Each entry below should be printed exactly, with every image left out.

DATA RECORDS:

------------------------------------------------------------------------

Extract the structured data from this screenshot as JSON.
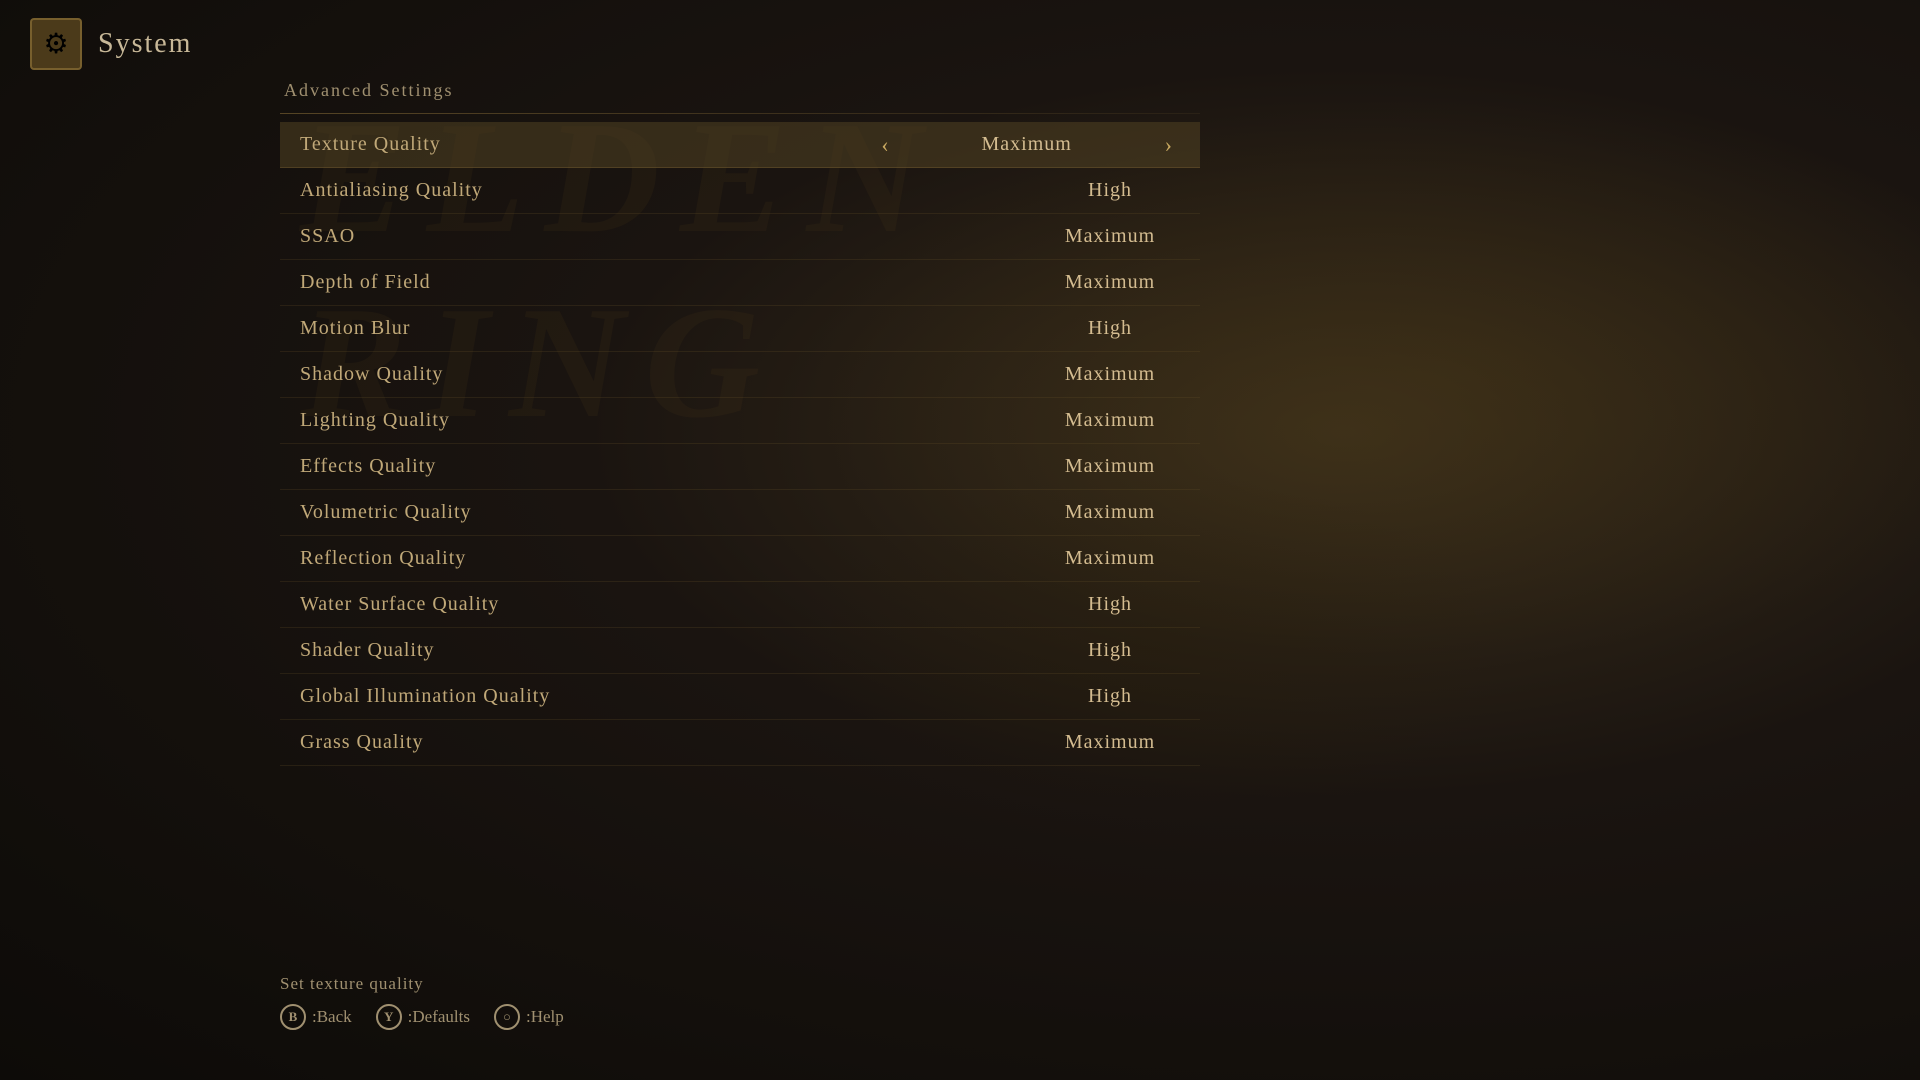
{
  "header": {
    "icon_label": "⚙",
    "title": "System"
  },
  "section": {
    "title": "Advanced Settings"
  },
  "settings": [
    {
      "label": "Texture Quality",
      "value": "Maximum",
      "active": true,
      "has_arrows": true
    },
    {
      "label": "Antialiasing Quality",
      "value": "High",
      "active": false,
      "has_arrows": false
    },
    {
      "label": "SSAO",
      "value": "Maximum",
      "active": false,
      "has_arrows": false
    },
    {
      "label": "Depth of Field",
      "value": "Maximum",
      "active": false,
      "has_arrows": false
    },
    {
      "label": "Motion Blur",
      "value": "High",
      "active": false,
      "has_arrows": false
    },
    {
      "label": "Shadow Quality",
      "value": "Maximum",
      "active": false,
      "has_arrows": false
    },
    {
      "label": "Lighting Quality",
      "value": "Maximum",
      "active": false,
      "has_arrows": false
    },
    {
      "label": "Effects Quality",
      "value": "Maximum",
      "active": false,
      "has_arrows": false
    },
    {
      "label": "Volumetric Quality",
      "value": "Maximum",
      "active": false,
      "has_arrows": false
    },
    {
      "label": "Reflection Quality",
      "value": "Maximum",
      "active": false,
      "has_arrows": false
    },
    {
      "label": "Water Surface Quality",
      "value": "High",
      "active": false,
      "has_arrows": false
    },
    {
      "label": "Shader Quality",
      "value": "High",
      "active": false,
      "has_arrows": false
    },
    {
      "label": "Global Illumination Quality",
      "value": "High",
      "active": false,
      "has_arrows": false
    },
    {
      "label": "Grass Quality",
      "value": "Maximum",
      "active": false,
      "has_arrows": false
    }
  ],
  "footer": {
    "hint": "Set texture quality",
    "controls": [
      {
        "icon": "B",
        "label": ":Back"
      },
      {
        "icon": "Y",
        "label": ":Defaults"
      },
      {
        "icon": "○",
        "label": ":Help"
      }
    ]
  }
}
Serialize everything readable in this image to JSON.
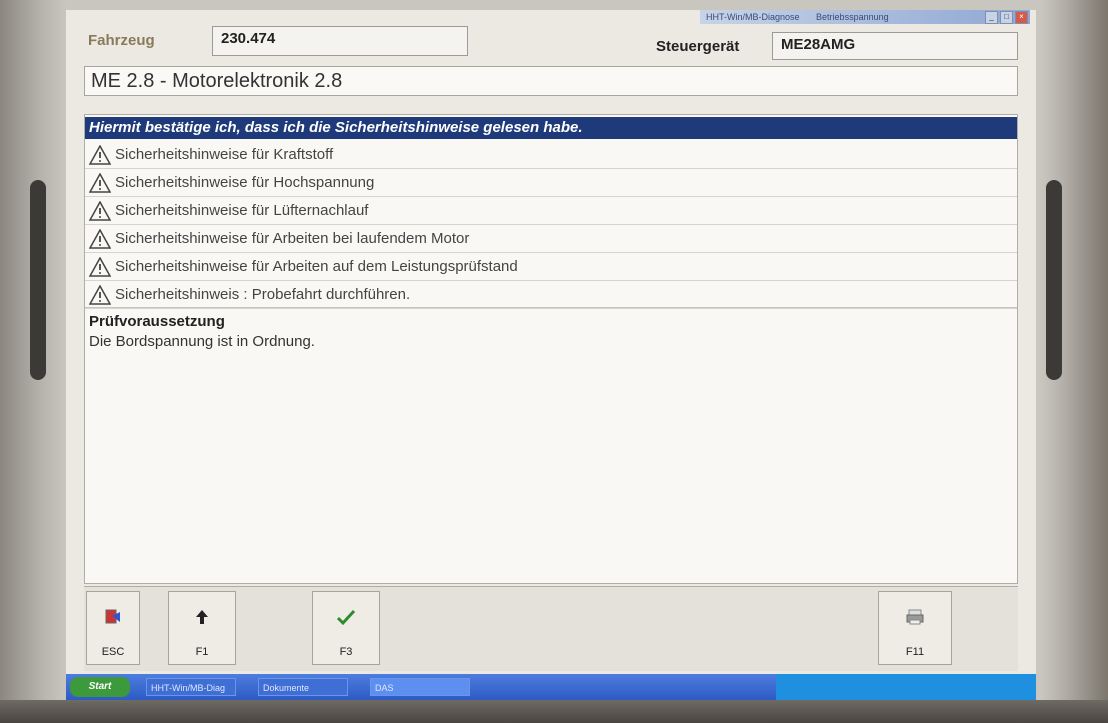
{
  "window": {
    "title": "HHT-Win/MB-Diagnose",
    "tray_text": "Betriebsspannung"
  },
  "header": {
    "vehicle_label": "Fahrzeug",
    "vehicle_value": "230.474",
    "ecu_label": "Steuergerät",
    "ecu_value": "ME28AMG"
  },
  "module_title": "ME 2.8 - Motorelektronik 2.8",
  "confirm_bar": "Hiermit bestätige ich, dass ich die Sicherheitshinweise gelesen habe.",
  "safety_items": [
    {
      "icon": "warning-triangle-icon",
      "label": "Sicherheitshinweise für Kraftstoff"
    },
    {
      "icon": "warning-triangle-icon",
      "label": "Sicherheitshinweise für Hochspannung"
    },
    {
      "icon": "warning-triangle-icon",
      "label": "Sicherheitshinweise für Lüfternachlauf"
    },
    {
      "icon": "warning-triangle-icon",
      "label": "Sicherheitshinweise für Arbeiten bei laufendem Motor"
    },
    {
      "icon": "warning-triangle-icon",
      "label": "Sicherheitshinweise für Arbeiten auf dem Leistungsprüfstand"
    },
    {
      "icon": "warning-triangle-icon",
      "label": "Sicherheitshinweis : Probefahrt durchführen."
    }
  ],
  "precondition": {
    "heading": "Prüfvoraussetzung",
    "text": "Die Bordspannung ist in Ordnung."
  },
  "function_keys": [
    {
      "key": "ESC",
      "icon": "exit-icon"
    },
    {
      "key": "F1",
      "icon": "arrow-up-icon"
    },
    {
      "key": "F3",
      "icon": "checkmark-icon"
    },
    {
      "key": "F11",
      "icon": "printer-icon"
    }
  ],
  "taskbar": {
    "start_label": "Start",
    "tasks": [
      "HHT-Win/MB-Diag",
      "Dokumente",
      "DAS"
    ]
  },
  "colors": {
    "confirm_bar_bg": "#1f3a7a",
    "warning_icon": "#444444",
    "checkmark": "#2e8b2e"
  }
}
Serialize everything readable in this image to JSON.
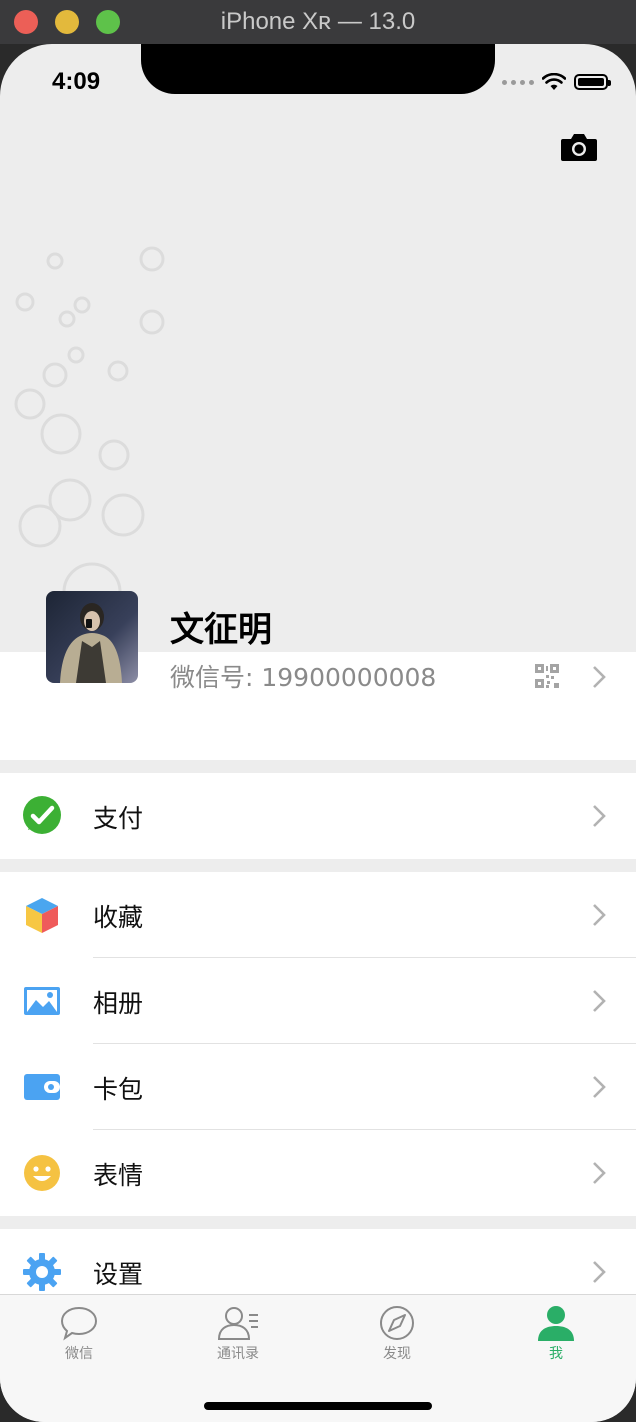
{
  "window": {
    "title": "iPhone Xʀ — 13.0"
  },
  "status_bar": {
    "time": "4:09"
  },
  "profile": {
    "nickname": "文征明",
    "wechat_id": "微信号: 19900000008",
    "icons": [
      "camera-icon",
      "qr-code-icon",
      "chevron-right-icon"
    ]
  },
  "menu": {
    "pay": {
      "label": "支付",
      "icon": "wechat-pay-icon",
      "color": "#3cb034"
    },
    "favorites": {
      "label": "收藏",
      "icon": "cube-icon"
    },
    "album": {
      "label": "相册",
      "icon": "image-icon",
      "color": "#4ba3f2"
    },
    "cards": {
      "label": "卡包",
      "icon": "wallet-icon",
      "color": "#4ba3f2"
    },
    "stickers": {
      "label": "表情",
      "icon": "smiley-icon",
      "color": "#f5c242"
    },
    "settings": {
      "label": "设置",
      "icon": "gear-icon",
      "color": "#4ba3f2"
    }
  },
  "tabbar": {
    "tabs": [
      {
        "label": "微信",
        "icon": "chat-bubble-icon",
        "active": false
      },
      {
        "label": "通讯录",
        "icon": "contacts-icon",
        "active": false
      },
      {
        "label": "发现",
        "icon": "compass-icon",
        "active": false
      },
      {
        "label": "我",
        "icon": "person-icon",
        "active": true
      }
    ],
    "active_color": "#2aae67"
  }
}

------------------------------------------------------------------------

RESPONSE:
Extract the structured data from this screenshot as JSON.
{
  "header": {
    "icon_label": "⚙",
    "title": "System"
  },
  "section": {
    "title": "Advanced Settings"
  },
  "settings": [
    {
      "label": "Texture Quality",
      "value": "Maximum",
      "active": true,
      "has_arrows": true
    },
    {
      "label": "Antialiasing Quality",
      "value": "High",
      "active": false,
      "has_arrows": false
    },
    {
      "label": "SSAO",
      "value": "Maximum",
      "active": false,
      "has_arrows": false
    },
    {
      "label": "Depth of Field",
      "value": "Maximum",
      "active": false,
      "has_arrows": false
    },
    {
      "label": "Motion Blur",
      "value": "High",
      "active": false,
      "has_arrows": false
    },
    {
      "label": "Shadow Quality",
      "value": "Maximum",
      "active": false,
      "has_arrows": false
    },
    {
      "label": "Lighting Quality",
      "value": "Maximum",
      "active": false,
      "has_arrows": false
    },
    {
      "label": "Effects Quality",
      "value": "Maximum",
      "active": false,
      "has_arrows": false
    },
    {
      "label": "Volumetric Quality",
      "value": "Maximum",
      "active": false,
      "has_arrows": false
    },
    {
      "label": "Reflection Quality",
      "value": "Maximum",
      "active": false,
      "has_arrows": false
    },
    {
      "label": "Water Surface Quality",
      "value": "High",
      "active": false,
      "has_arrows": false
    },
    {
      "label": "Shader Quality",
      "value": "High",
      "active": false,
      "has_arrows": false
    },
    {
      "label": "Global Illumination Quality",
      "value": "High",
      "active": false,
      "has_arrows": false
    },
    {
      "label": "Grass Quality",
      "value": "Maximum",
      "active": false,
      "has_arrows": false
    }
  ],
  "footer": {
    "hint": "Set texture quality",
    "controls": [
      {
        "icon": "B",
        "label": ":Back"
      },
      {
        "icon": "Y",
        "label": ":Defaults"
      },
      {
        "icon": "○",
        "label": ":Help"
      }
    ]
  }
}
Serialize everything readable in this image to JSON.
{
  "window": {
    "title": "HHT-Win/MB-Diagnose",
    "tray_text": "Betriebsspannung"
  },
  "header": {
    "vehicle_label": "Fahrzeug",
    "vehicle_value": "230.474",
    "ecu_label": "Steuergerät",
    "ecu_value": "ME28AMG"
  },
  "module_title": "ME 2.8 - Motorelektronik 2.8",
  "confirm_bar": "Hiermit bestätige ich, dass ich die Sicherheitshinweise gelesen habe.",
  "safety_items": [
    {
      "icon": "warning-triangle-icon",
      "label": "Sicherheitshinweise für Kraftstoff"
    },
    {
      "icon": "warning-triangle-icon",
      "label": "Sicherheitshinweise für Hochspannung"
    },
    {
      "icon": "warning-triangle-icon",
      "label": "Sicherheitshinweise für Lüfternachlauf"
    },
    {
      "icon": "warning-triangle-icon",
      "label": "Sicherheitshinweise für Arbeiten bei laufendem Motor"
    },
    {
      "icon": "warning-triangle-icon",
      "label": "Sicherheitshinweise für Arbeiten auf dem Leistungsprüfstand"
    },
    {
      "icon": "warning-triangle-icon",
      "label": "Sicherheitshinweis : Probefahrt durchführen."
    }
  ],
  "precondition": {
    "heading": "Prüfvoraussetzung",
    "text": "Die Bordspannung ist in Ordnung."
  },
  "function_keys": [
    {
      "key": "ESC",
      "icon": "exit-icon"
    },
    {
      "key": "F1",
      "icon": "arrow-up-icon"
    },
    {
      "key": "F3",
      "icon": "checkmark-icon"
    },
    {
      "key": "F11",
      "icon": "printer-icon"
    }
  ],
  "taskbar": {
    "start_label": "Start",
    "tasks": [
      "HHT-Win/MB-Diag",
      "Dokumente",
      "DAS"
    ]
  },
  "colors": {
    "confirm_bar_bg": "#1f3a7a",
    "warning_icon": "#444444",
    "checkmark": "#2e8b2e"
  }
}
Serialize everything readable in this image to JSON.
{
  "window": {
    "title": "iPhone Xʀ — 13.0"
  },
  "status_bar": {
    "time": "4:09"
  },
  "profile": {
    "nickname": "文征明",
    "wechat_id": "微信号: 19900000008",
    "icons": [
      "camera-icon",
      "qr-code-icon",
      "chevron-right-icon"
    ]
  },
  "menu": {
    "pay": {
      "label": "支付",
      "icon": "wechat-pay-icon",
      "color": "#3cb034"
    },
    "favorites": {
      "label": "收藏",
      "icon": "cube-icon"
    },
    "album": {
      "label": "相册",
      "icon": "image-icon",
      "color": "#4ba3f2"
    },
    "cards": {
      "label": "卡包",
      "icon": "wallet-icon",
      "color": "#4ba3f2"
    },
    "stickers": {
      "label": "表情",
      "icon": "smiley-icon",
      "color": "#f5c242"
    },
    "settings": {
      "label": "设置",
      "icon": "gear-icon",
      "color": "#4ba3f2"
    }
  },
  "tabbar": {
    "tabs": [
      {
        "label": "微信",
        "icon": "chat-bubble-icon",
        "active": false
      },
      {
        "label": "通讯录",
        "icon": "contacts-icon",
        "active": false
      },
      {
        "label": "发现",
        "icon": "compass-icon",
        "active": false
      },
      {
        "label": "我",
        "icon": "person-icon",
        "active": true
      }
    ],
    "active_color": "#2aae67"
  }
}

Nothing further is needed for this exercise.